Element data from apps and pages

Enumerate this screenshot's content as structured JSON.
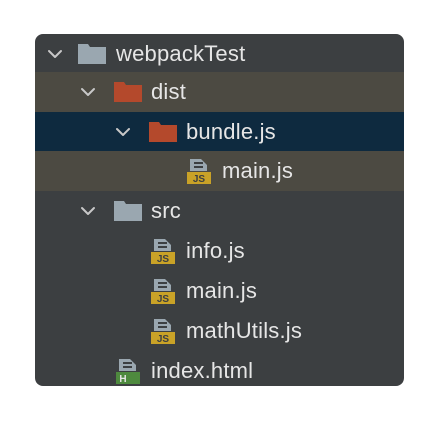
{
  "colors": {
    "panel_bg": "#3c3f41",
    "folder_grey": "#9aa7b0",
    "folder_orange": "#b4492c",
    "selected_row": "#0e2a3f",
    "highlight_row": "#4c4a42",
    "js_badge": "#c9a227",
    "html_badge": "#4e8a3e",
    "text": "#e6e6e6"
  },
  "tree": {
    "root": {
      "label": "webpackTest",
      "icon": "folder-icon",
      "expanded": true
    },
    "dist": {
      "label": "dist",
      "icon": "excluded-folder-icon",
      "expanded": true
    },
    "bundle": {
      "label": "bundle.js",
      "icon": "excluded-folder-icon",
      "expanded": true,
      "selected": true
    },
    "bundle_main": {
      "label": "main.js",
      "icon": "js-file-icon",
      "js_badge": "JS"
    },
    "src": {
      "label": "src",
      "icon": "folder-icon",
      "expanded": true
    },
    "info": {
      "label": "info.js",
      "icon": "js-file-icon",
      "js_badge": "JS"
    },
    "src_main": {
      "label": "main.js",
      "icon": "js-file-icon",
      "js_badge": "JS"
    },
    "mathutils": {
      "label": "mathUtils.js",
      "icon": "js-file-icon",
      "js_badge": "JS"
    },
    "index": {
      "label": "index.html",
      "icon": "html-file-icon",
      "html_badge": "H"
    }
  }
}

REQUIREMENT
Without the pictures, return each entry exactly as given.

ANSWER FOR THE TASK
Enumerate this screenshot's content as structured JSON.
{
  "colors": {
    "panel_bg": "#3c3f41",
    "folder_grey": "#9aa7b0",
    "folder_orange": "#b4492c",
    "selected_row": "#0e2a3f",
    "highlight_row": "#4c4a42",
    "js_badge": "#c9a227",
    "html_badge": "#4e8a3e",
    "text": "#e6e6e6"
  },
  "tree": {
    "root": {
      "label": "webpackTest",
      "icon": "folder-icon",
      "expanded": true
    },
    "dist": {
      "label": "dist",
      "icon": "excluded-folder-icon",
      "expanded": true
    },
    "bundle": {
      "label": "bundle.js",
      "icon": "excluded-folder-icon",
      "expanded": true,
      "selected": true
    },
    "bundle_main": {
      "label": "main.js",
      "icon": "js-file-icon",
      "js_badge": "JS"
    },
    "src": {
      "label": "src",
      "icon": "folder-icon",
      "expanded": true
    },
    "info": {
      "label": "info.js",
      "icon": "js-file-icon",
      "js_badge": "JS"
    },
    "src_main": {
      "label": "main.js",
      "icon": "js-file-icon",
      "js_badge": "JS"
    },
    "mathutils": {
      "label": "mathUtils.js",
      "icon": "js-file-icon",
      "js_badge": "JS"
    },
    "index": {
      "label": "index.html",
      "icon": "html-file-icon",
      "html_badge": "H"
    }
  }
}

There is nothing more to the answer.